Since heart transplantation is a serious open-heart surgery, it involves some risks and complications. The most significant risk of heart transplant surgery is heart transplant rejection. Several immunosuppressing drugs need to be taken by the patients to prevent transplant rejection but still, they may not be strong enough. In such cases, a new heart transplant or other alternative solutions would be discussed. Also, heart transplant operation involves some other risks such as infections, heart diseases including heart failure and cardiovascular disease, in addition to the damage to other vital organs caused by medications regularly prescribed to heart transplant patients.
The heart transplant operation has several side effects such as lowered immunity to infections due to medications that are taken to prevent the heart transplant patients’ bodies from rejecting donor hearts.
With the develops of new techniques and new generations of medications, the success rate of the heart transplant operation increases.
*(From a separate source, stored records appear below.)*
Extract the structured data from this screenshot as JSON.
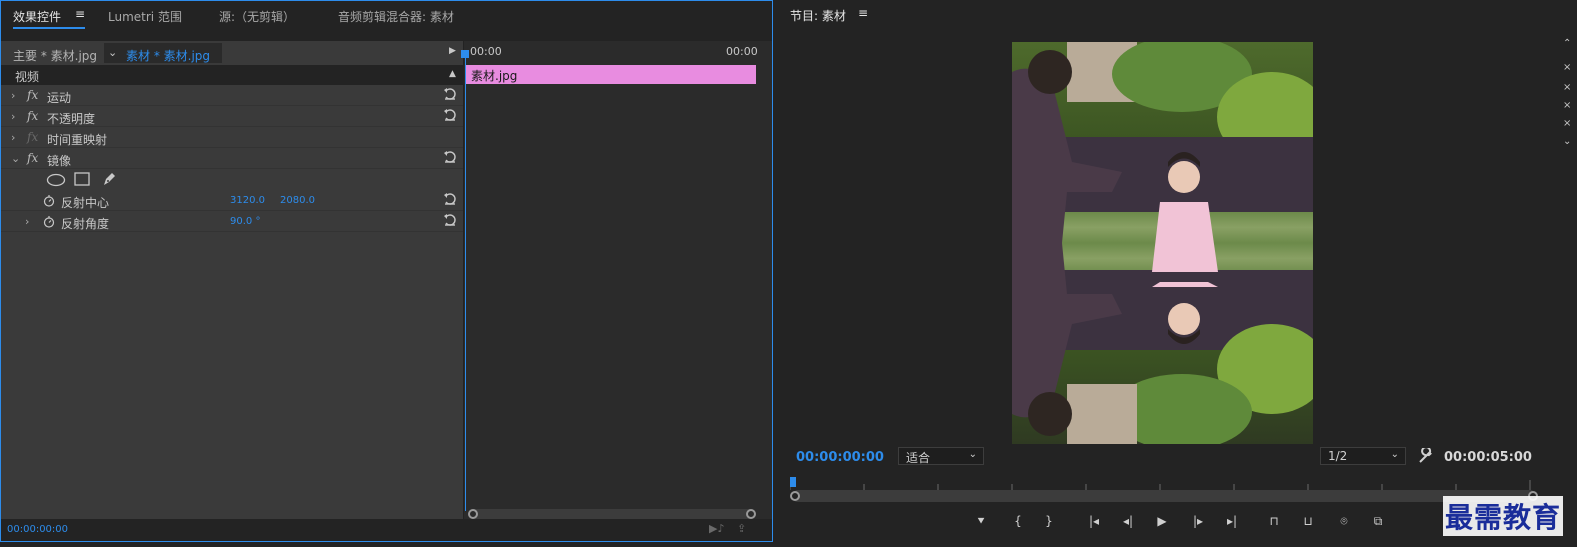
{
  "left_tabs": {
    "effect_controls": "效果控件",
    "menu": "≡",
    "lumetri": "Lumetri 范围",
    "source": "源:（无剪辑）",
    "audio_mixer": "音频剪辑混合器: 素材"
  },
  "effect_controls": {
    "master": "主要 * 素材.jpg",
    "clip": "素材 * 素材.jpg",
    "video_section": "视频",
    "effects": [
      {
        "label": "运动",
        "expanded": false
      },
      {
        "label": "不透明度",
        "expanded": false
      },
      {
        "label": "时间重映射",
        "expanded": false
      },
      {
        "label": "镜像",
        "expanded": true
      }
    ],
    "params": [
      {
        "label": "反射中心",
        "values": [
          "3120.0",
          "2080.0"
        ]
      },
      {
        "label": "反射角度",
        "values": [
          "90.0 °"
        ]
      }
    ],
    "timeline": {
      "start": "00:00",
      "end": "00:00",
      "clip_label": "素材.jpg",
      "clip_color": "#e88ce0"
    },
    "footer_timecode": "00:00:00:00"
  },
  "program": {
    "title": "节目: 素材",
    "menu": "≡",
    "current_timecode": "00:00:00:00",
    "zoom": "适合",
    "resolution": "1/2",
    "duration": "00:00:05:00"
  },
  "watermark": "最需教育",
  "colors": {
    "accent": "#2d8ceb",
    "panel": "#232323",
    "controls": "#3a3a3a"
  }
}
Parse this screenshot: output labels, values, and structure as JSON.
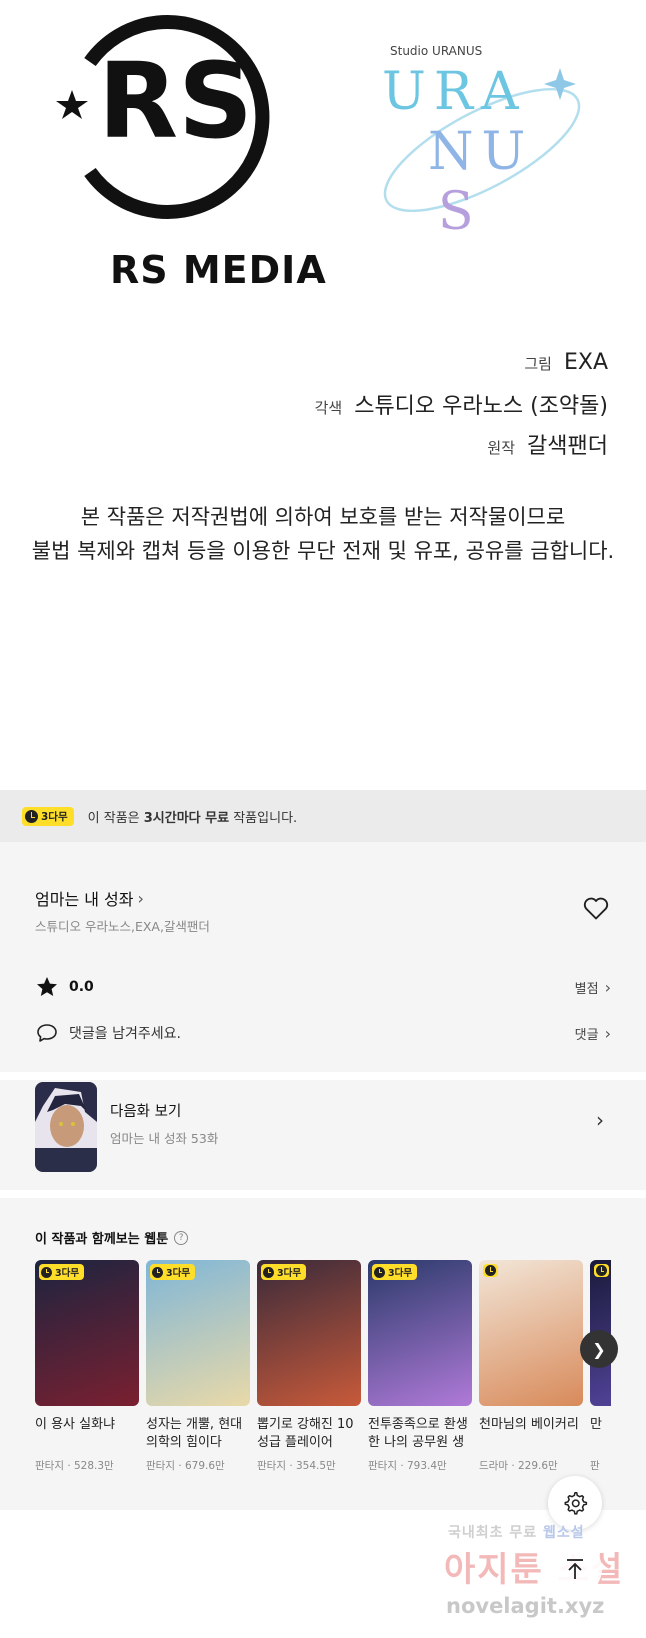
{
  "credits": {
    "rs_logo_text": "RS MEDIA",
    "uranus_studio": "Studio URANUS",
    "uranus_rows": [
      "URA",
      "NU",
      "S"
    ],
    "lines": [
      {
        "role": "그림",
        "name": "EXA"
      },
      {
        "role": "각색",
        "name": "스튜디오 우라노스 (조약돌)"
      },
      {
        "role": "원작",
        "name": "갈색팬더"
      }
    ],
    "notice": [
      "본 작품은 저작권법에 의하여 보호를 받는 저작물이므로",
      "불법 복제와 캡쳐 등을 이용한 무단 전재 및 유포, 공유를 금합니다."
    ]
  },
  "promo": {
    "badge": "3다무",
    "text_prefix": "이 작품은 ",
    "text_bold": "3시간마다 무료",
    "text_suffix": " 작품입니다."
  },
  "work": {
    "title": "엄마는 내 성좌",
    "authors": "스튜디오 우라노스,EXA,갈색팬더",
    "rating": "0.0",
    "rating_link": "별점",
    "comment_placeholder": "댓글을 남겨주세요.",
    "comment_link": "댓글"
  },
  "next_episode": {
    "label": "다음화 보기",
    "sub": "엄마는 내 성좌 53화"
  },
  "recommend": {
    "title": "이 작품과 함께보는 웹툰",
    "items": [
      {
        "name": "이 용사 실화냐",
        "genre": "판타지",
        "views": "528.3만",
        "badge": "3다무",
        "colors": [
          "#1d2440",
          "#7a2030"
        ]
      },
      {
        "name": "성자는 개뿔, 현대의학의 힘이다",
        "genre": "판타지",
        "views": "679.6만",
        "badge": "3다무",
        "colors": [
          "#7fb6d8",
          "#e9d9a8"
        ]
      },
      {
        "name": "뽑기로 강해진 10성급 플레이어",
        "genre": "판타지",
        "views": "354.5만",
        "badge": "3다무",
        "colors": [
          "#3a2a3a",
          "#c85a3a"
        ]
      },
      {
        "name": "전투종족으로 환생한 나의 공무원 생활기",
        "genre": "판타지",
        "views": "793.4만",
        "badge": "3다무",
        "colors": [
          "#2a3a6a",
          "#b07ad8"
        ]
      },
      {
        "name": "천마님의 베이커리",
        "genre": "드라마",
        "views": "229.6만",
        "badge": "",
        "colors": [
          "#f2e6d8",
          "#d88a5a"
        ]
      },
      {
        "name": "만",
        "genre": "판",
        "views": "",
        "badge": "",
        "colors": [
          "#1a1a3a",
          "#5a4aa8"
        ]
      }
    ]
  },
  "watermark": {
    "line1_a": "국내최초 무료",
    "line1_b": "웹소설",
    "line2": "아지툰 소설",
    "line3": "novelagit.xyz"
  }
}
An average heart transplant life expectancy is as high as 9 years and grows. 1-year heart transplant success rate is at 87%, while 5-years heart transplant success rate is estimated to be 57%.
What Is a Heart Transplant Surgery?
Heart transplant operation is a kind of open-heart surgery in which a cardiologist with supporting medical team performs heart transplantation for patients whose own hearts are unable to function normally. Heart transplant surgery is only performed in cases of serious heart diseases.
How Long Do Heart Transplants Last?
On average, a heart transplant life expectancy is estimated to be 9 years on average.
How Many Heart Transplants Can a Person Have?
Every new heart transplant surgery is less likely to be successful. Additionally, donor hearts implanted through heart transplantation tend to last shorter and shorter with every heart transplant procedure performed. Up to the third heart transplant surgery is performed without bigger problems but statistically, the fourth heart transplant procedure prolongs patient’s life by only a few months.
This content is written and reviewed by our medical content team in October, 2019.